(Items from a dataset)
*****

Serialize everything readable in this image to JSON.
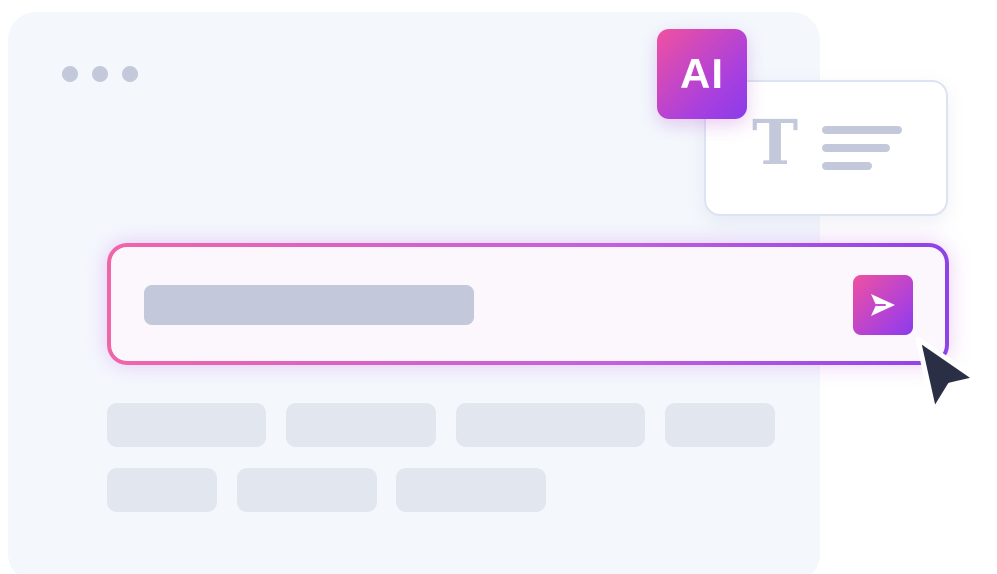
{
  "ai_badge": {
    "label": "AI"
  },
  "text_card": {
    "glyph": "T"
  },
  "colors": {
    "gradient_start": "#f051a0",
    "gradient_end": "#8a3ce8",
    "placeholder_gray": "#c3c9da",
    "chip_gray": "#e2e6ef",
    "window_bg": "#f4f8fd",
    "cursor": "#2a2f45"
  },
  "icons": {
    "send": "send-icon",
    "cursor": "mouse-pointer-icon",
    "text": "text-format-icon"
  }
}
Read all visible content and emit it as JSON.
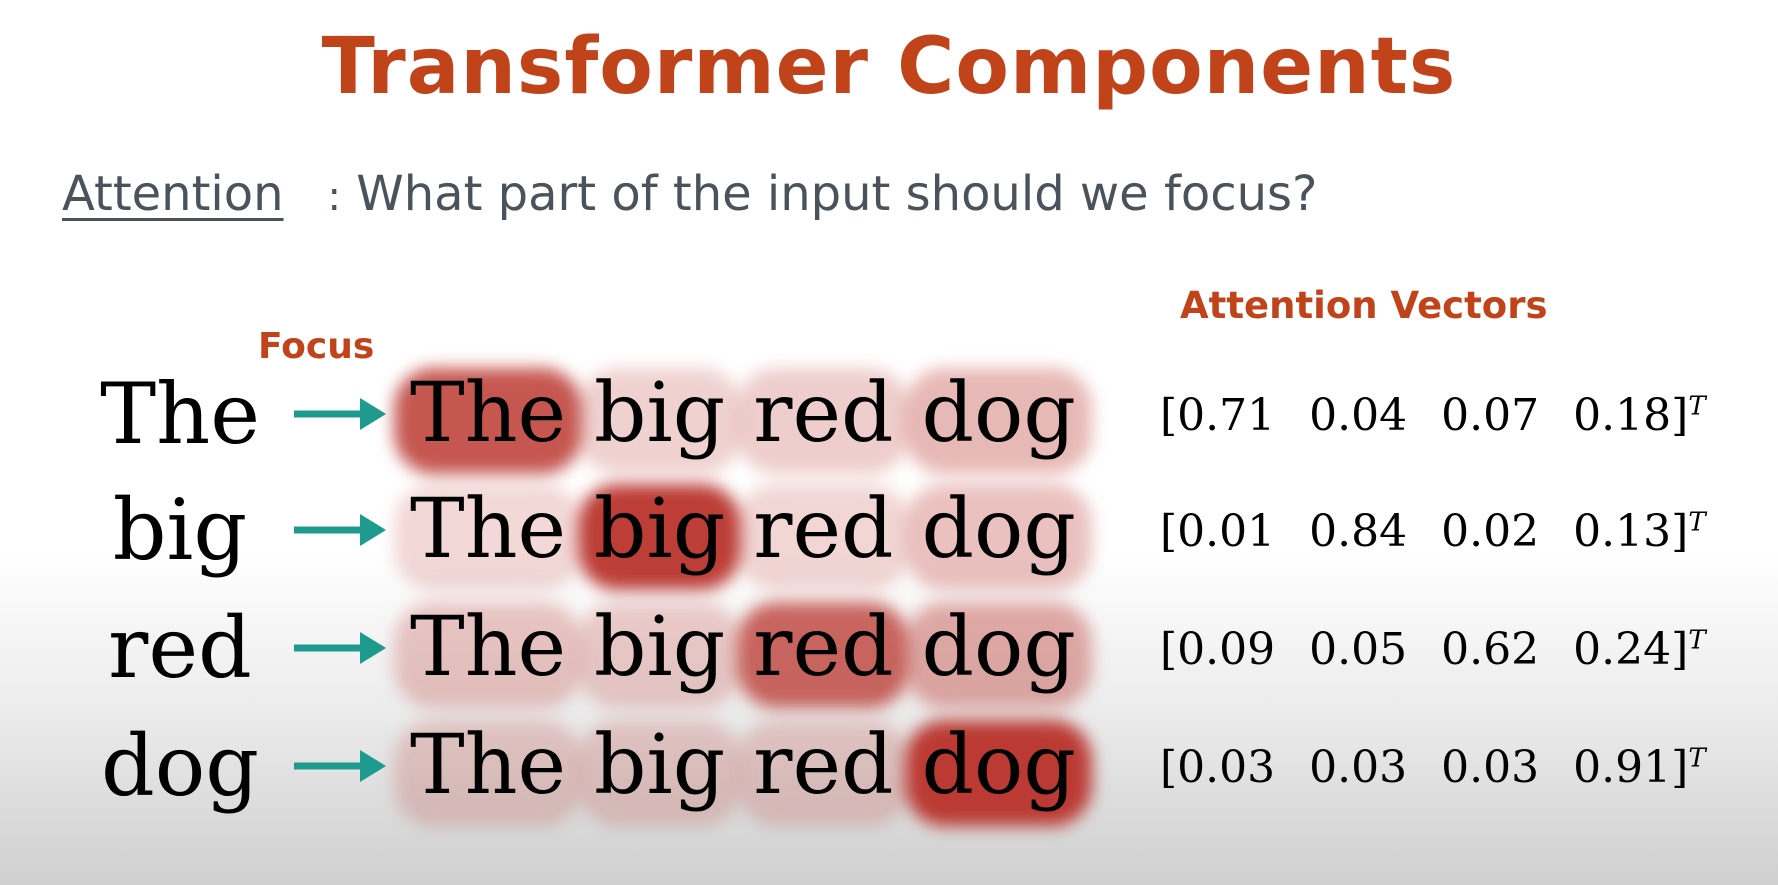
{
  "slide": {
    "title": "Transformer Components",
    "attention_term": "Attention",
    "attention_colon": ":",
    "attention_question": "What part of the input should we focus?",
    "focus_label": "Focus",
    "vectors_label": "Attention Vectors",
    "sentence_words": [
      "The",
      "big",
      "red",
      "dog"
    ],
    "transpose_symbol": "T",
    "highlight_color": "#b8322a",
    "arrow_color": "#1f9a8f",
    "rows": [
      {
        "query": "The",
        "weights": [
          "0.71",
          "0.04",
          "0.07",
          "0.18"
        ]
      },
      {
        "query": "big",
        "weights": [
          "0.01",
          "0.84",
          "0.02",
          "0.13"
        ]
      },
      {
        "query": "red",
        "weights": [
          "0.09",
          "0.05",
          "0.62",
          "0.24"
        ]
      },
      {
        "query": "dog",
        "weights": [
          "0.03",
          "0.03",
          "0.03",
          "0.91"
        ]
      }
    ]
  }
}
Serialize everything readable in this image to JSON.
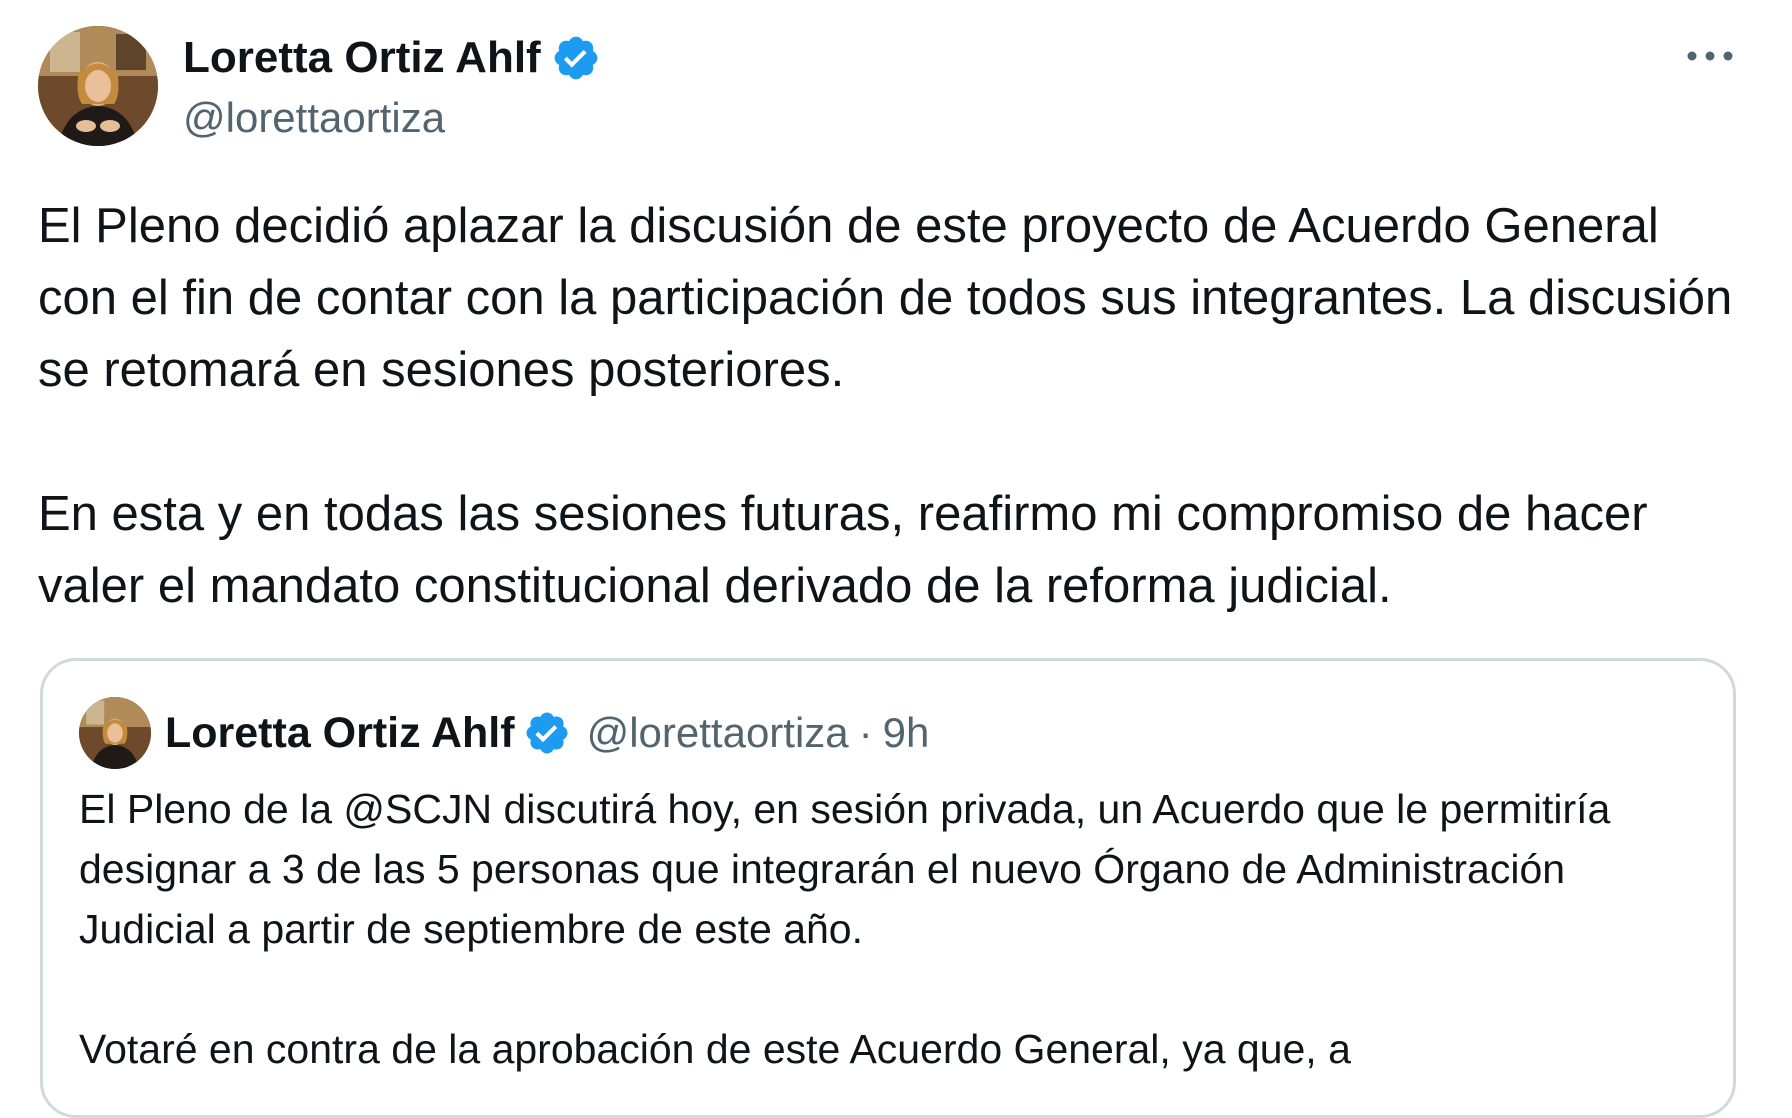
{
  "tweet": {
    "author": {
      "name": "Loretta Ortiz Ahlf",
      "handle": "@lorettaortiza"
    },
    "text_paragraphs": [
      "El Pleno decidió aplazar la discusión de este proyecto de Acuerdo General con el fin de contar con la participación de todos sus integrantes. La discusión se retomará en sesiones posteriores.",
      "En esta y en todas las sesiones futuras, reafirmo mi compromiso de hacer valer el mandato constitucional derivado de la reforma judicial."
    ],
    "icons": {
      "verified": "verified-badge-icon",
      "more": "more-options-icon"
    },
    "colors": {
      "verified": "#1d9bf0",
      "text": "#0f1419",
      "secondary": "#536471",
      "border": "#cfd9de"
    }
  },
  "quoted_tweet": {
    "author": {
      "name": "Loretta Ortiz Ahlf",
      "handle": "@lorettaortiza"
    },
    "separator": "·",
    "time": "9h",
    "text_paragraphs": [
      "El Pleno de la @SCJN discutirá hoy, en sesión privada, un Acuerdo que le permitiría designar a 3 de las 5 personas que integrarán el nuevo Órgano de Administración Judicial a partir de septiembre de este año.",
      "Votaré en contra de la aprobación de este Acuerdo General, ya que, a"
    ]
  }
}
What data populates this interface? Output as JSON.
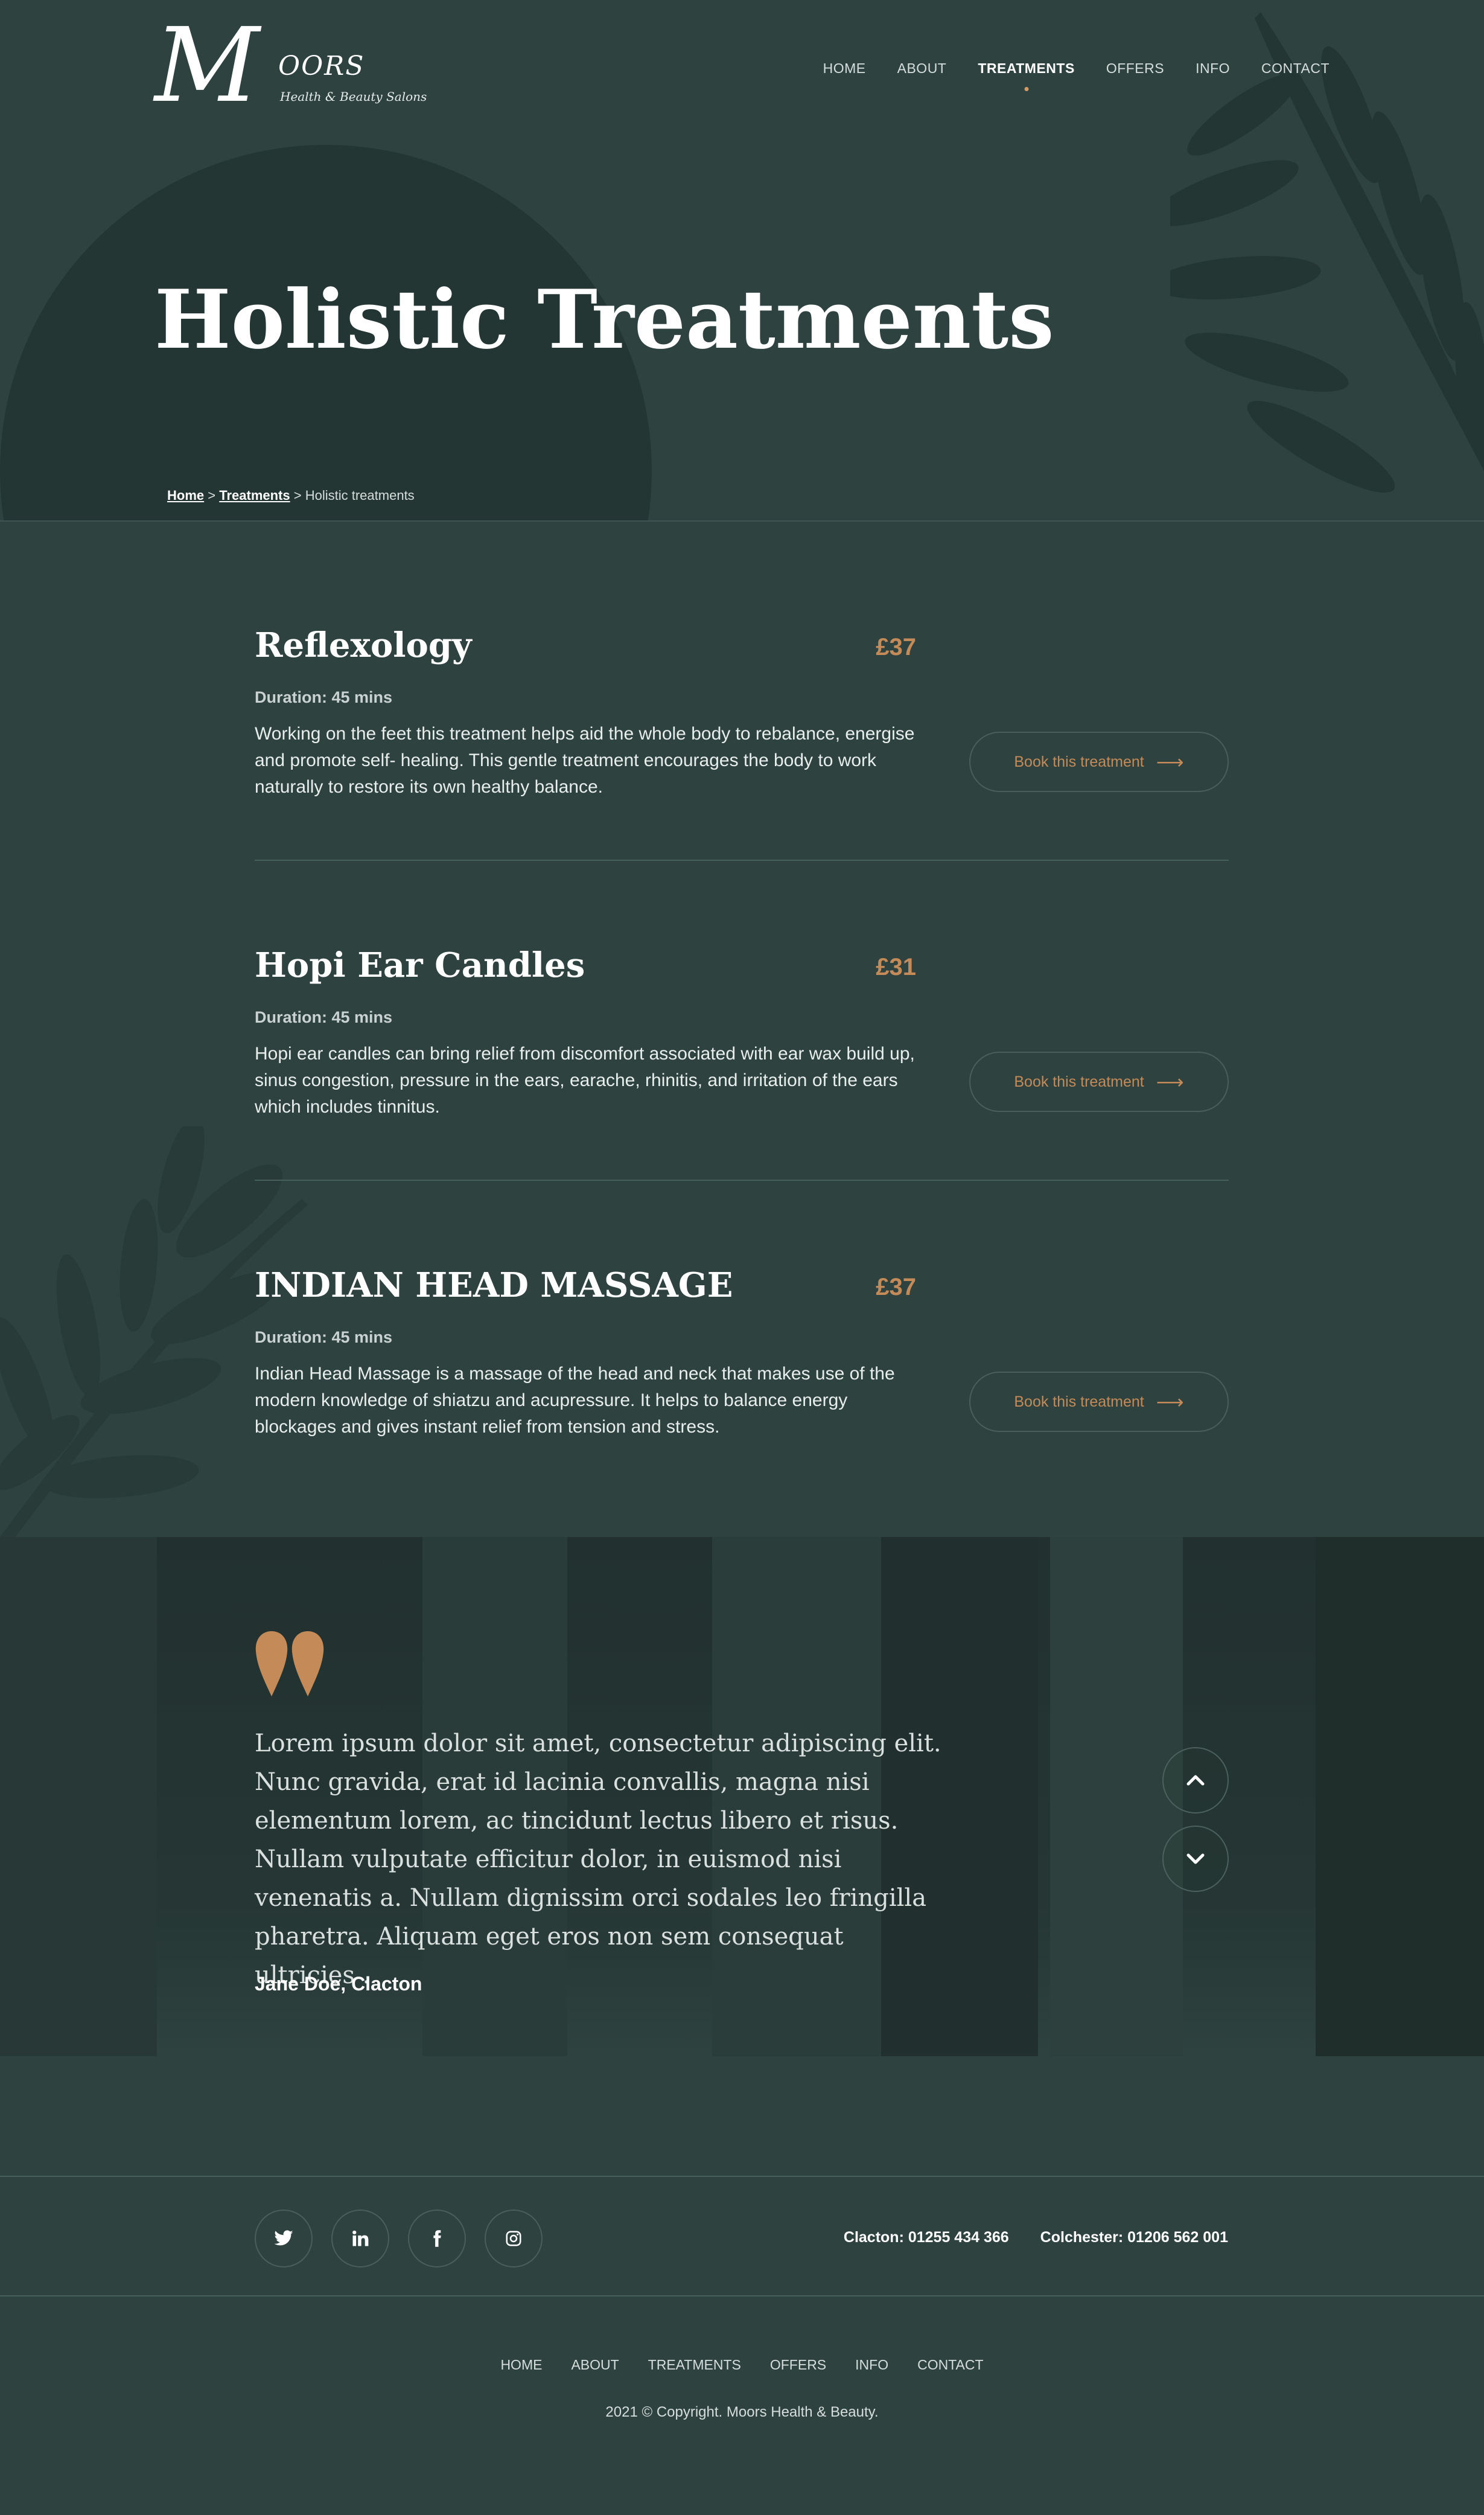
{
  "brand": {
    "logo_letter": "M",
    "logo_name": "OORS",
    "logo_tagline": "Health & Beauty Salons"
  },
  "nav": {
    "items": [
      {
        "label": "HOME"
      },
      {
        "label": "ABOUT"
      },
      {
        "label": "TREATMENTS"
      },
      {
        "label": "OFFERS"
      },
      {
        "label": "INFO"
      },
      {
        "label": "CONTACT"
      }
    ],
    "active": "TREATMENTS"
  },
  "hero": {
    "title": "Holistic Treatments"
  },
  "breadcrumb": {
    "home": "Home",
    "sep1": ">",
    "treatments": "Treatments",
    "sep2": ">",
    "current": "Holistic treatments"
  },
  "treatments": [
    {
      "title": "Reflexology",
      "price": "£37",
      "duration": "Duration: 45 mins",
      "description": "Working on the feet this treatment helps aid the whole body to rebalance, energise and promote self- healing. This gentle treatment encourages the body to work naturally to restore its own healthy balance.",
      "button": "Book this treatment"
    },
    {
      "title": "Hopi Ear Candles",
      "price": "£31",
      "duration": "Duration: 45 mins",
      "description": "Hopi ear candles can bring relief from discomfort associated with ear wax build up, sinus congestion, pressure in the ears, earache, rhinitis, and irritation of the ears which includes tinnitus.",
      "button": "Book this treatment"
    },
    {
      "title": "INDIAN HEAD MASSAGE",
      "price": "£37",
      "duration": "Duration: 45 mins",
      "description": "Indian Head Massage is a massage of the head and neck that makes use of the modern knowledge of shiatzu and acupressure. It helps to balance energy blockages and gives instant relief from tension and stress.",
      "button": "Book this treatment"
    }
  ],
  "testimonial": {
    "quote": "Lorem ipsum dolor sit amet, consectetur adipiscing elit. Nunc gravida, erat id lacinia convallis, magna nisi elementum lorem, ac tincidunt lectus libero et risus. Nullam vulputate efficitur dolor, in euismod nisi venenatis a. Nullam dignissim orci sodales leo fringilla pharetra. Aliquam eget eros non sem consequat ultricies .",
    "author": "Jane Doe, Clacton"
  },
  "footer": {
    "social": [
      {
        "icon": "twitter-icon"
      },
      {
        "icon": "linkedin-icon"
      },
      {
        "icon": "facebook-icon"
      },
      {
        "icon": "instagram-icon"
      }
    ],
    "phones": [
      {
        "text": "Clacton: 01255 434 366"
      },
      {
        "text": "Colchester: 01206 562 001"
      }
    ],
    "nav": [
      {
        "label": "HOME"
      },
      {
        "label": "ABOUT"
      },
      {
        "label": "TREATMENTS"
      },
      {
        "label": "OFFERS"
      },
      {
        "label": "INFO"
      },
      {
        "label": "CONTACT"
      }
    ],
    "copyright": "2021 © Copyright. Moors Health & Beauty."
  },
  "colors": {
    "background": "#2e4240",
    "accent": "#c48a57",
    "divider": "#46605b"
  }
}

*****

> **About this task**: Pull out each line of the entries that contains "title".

> **Your response**:
    "title": "Transformer Components",
    "title": "Holistic Treatments"
      "title": "Reflexology",
      "title": "Hopi Ear Candles",
      "title": "INDIAN HEAD MASSAGE",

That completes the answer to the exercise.